Tools to satisfy your calendar, contact management, tasks, notes, password entries and email needs. All data is cross-linked, – link your contacts to appointments and email messages to notes.
Synchronization with all major online services (Google, Yahoo, Funambol, Mobical, AOLSync, GooSync, etc.) and SyncML and CalDAV servers. Outlook, Windows Mobile and Palm synchronization is also available.
Simple printout of any modules and quick export of your data into the most popular formats (iCal, vCard, CSV, HTML).
Strong data protection with 256-bit Advanced Encryption Standard (AES) algorithm.
Intuitive interface in many languages including German, Italian, French, Spanish, Brazilian Portuguese, Chinese and Russian.
EssentialPIM comes in several editions to satisfy any of your organizing needs:
Pro and Free editions – see comparison.
Portable edition – keeps and manages all your personal data on USB stick.
Network edition – a powerful and complete collaboration solution for small to medium size businesses. It can be installed and configured within 10 minutes by an average computer user without a need for a dedicated server.
In Pursuit of Freedom – The Pushback Continues:
Grooming Students for A Lifetime of Surveillance – Since 2011, billions of dollars of venture capital investment have poured into public education through private, for-profit technologies that promise to revolutionize education. Designed for the “21st century” classroom, these tools promise to remedy the many, many societal ills facing public education with artificial intelligence, machine learning, data mining, and other technological advancements.
They are also being used to track and record every move students make in the classroom, grooming students for a lifetime of surveillance and turning education into one of the most data-intensive industries on the face of the earth. The NSA has nothing on the monitoring tools that education technologists have developed in to “personalize” and “adapt” learning for students in public school districts across the United States.

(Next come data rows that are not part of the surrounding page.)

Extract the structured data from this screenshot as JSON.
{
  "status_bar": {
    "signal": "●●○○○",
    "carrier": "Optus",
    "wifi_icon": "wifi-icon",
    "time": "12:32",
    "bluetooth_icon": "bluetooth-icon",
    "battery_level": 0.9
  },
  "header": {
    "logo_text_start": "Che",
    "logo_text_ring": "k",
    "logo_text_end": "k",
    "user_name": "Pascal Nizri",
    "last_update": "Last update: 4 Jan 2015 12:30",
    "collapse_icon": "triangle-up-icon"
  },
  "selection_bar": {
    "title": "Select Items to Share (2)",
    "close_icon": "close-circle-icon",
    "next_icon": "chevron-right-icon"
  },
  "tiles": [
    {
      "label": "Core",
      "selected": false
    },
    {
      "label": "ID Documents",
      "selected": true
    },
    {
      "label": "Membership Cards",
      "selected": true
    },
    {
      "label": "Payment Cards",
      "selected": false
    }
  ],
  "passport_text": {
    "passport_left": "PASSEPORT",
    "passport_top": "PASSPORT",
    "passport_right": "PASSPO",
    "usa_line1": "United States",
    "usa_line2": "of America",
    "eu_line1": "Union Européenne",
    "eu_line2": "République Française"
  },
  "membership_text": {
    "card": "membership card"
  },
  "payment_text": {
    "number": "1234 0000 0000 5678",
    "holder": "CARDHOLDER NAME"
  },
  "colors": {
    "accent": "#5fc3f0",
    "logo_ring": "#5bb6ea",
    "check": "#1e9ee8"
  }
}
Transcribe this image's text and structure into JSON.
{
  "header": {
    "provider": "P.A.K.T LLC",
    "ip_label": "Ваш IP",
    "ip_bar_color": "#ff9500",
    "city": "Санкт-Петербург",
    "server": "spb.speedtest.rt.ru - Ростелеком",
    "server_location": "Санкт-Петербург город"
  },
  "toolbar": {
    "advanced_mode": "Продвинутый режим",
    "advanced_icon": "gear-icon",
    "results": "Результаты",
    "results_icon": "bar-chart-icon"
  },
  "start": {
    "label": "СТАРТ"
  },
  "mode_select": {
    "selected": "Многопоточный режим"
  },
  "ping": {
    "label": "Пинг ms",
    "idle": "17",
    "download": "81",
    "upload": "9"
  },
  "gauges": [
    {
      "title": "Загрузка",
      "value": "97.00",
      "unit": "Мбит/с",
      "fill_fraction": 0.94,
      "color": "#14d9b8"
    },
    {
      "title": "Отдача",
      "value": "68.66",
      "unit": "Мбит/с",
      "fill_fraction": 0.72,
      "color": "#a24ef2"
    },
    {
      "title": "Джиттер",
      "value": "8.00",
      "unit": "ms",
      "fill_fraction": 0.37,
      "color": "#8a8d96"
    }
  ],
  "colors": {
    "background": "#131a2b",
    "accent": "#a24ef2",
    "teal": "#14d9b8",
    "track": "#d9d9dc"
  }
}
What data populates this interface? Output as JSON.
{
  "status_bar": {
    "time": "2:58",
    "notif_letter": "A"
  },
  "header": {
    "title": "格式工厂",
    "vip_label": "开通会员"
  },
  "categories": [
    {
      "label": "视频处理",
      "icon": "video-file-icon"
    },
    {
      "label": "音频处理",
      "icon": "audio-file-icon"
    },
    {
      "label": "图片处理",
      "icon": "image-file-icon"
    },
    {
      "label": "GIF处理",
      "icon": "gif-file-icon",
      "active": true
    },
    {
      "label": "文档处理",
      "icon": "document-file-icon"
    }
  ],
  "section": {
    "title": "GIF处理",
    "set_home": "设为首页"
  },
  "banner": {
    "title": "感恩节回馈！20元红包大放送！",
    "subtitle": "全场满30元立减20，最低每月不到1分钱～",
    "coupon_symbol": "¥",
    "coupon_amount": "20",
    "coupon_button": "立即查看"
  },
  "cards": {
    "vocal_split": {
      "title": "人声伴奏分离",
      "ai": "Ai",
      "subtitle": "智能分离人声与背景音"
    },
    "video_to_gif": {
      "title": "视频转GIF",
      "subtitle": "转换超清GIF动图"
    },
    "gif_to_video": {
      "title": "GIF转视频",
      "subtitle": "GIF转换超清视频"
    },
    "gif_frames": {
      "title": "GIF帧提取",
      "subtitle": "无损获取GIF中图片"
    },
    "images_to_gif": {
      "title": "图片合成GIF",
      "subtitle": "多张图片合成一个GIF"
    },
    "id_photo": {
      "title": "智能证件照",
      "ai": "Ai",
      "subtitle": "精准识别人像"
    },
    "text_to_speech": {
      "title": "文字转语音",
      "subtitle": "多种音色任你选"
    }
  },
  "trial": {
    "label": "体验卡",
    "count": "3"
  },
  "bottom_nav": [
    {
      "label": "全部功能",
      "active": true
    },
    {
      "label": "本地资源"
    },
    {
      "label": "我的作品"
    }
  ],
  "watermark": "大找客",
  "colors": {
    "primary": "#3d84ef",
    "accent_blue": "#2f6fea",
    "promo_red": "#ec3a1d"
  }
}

If you have ‘nothing to hide’, here’s where to send your passwords – Nearly every week, I hear someone shrug off privacy issues with a claim that they’re not worried because they have “nothing to hide” from the government.
Let’s put a cork in it, once and for all.
Journalist Glenn Greenwald, love him or hate him, offered attendees at his October TED talk a bulletproof argument (as far as I can tell) against the “nothing to hide” argument.
“Over the last 16 months, as I’ve debated this issue around the world, every single time somebody has said to me, ‘I don’t really worry about invasions of privacy because I don’t have anything to hide,’ I always say the same thing to them.
I get out a pen. I write down my email address. I say, ‘Here’s my email address. What I want you to do when you get home is email me the passwords to all of your email accounts, not just the nice, respectable work one in your name, but all of them, because I want to be able to just troll through what it is you’re doing online, read what I want to read and publish whatever I find interesting. After all, if you’re not a bad person, if you’re doing nothing wrong, you should have nothing to hide.’
Not a single person has taken me up on that offer. I check that email account religiously all the time. It’s a very desolate place.”
How an FBI Informant Ordered the Hack of British Tabloid ‘The Sun’ – In July of 2011, the website for the British tabloid The Sun announced that media mogul Rupert Murdoch had been found “dead in his garden.”
It was a lie, of course; a fake article planted by hackers who spent a week flitting in and out of the newspaper’s servers. The cyberattack was part of a campaign against Rupert Murdoch’s British media empire in the midst of the News of the World phone hacking scandal.
It was perpetrated, like so many of these things, by a group of anonymous online hackers. Except one of their leaders was an FBI informant.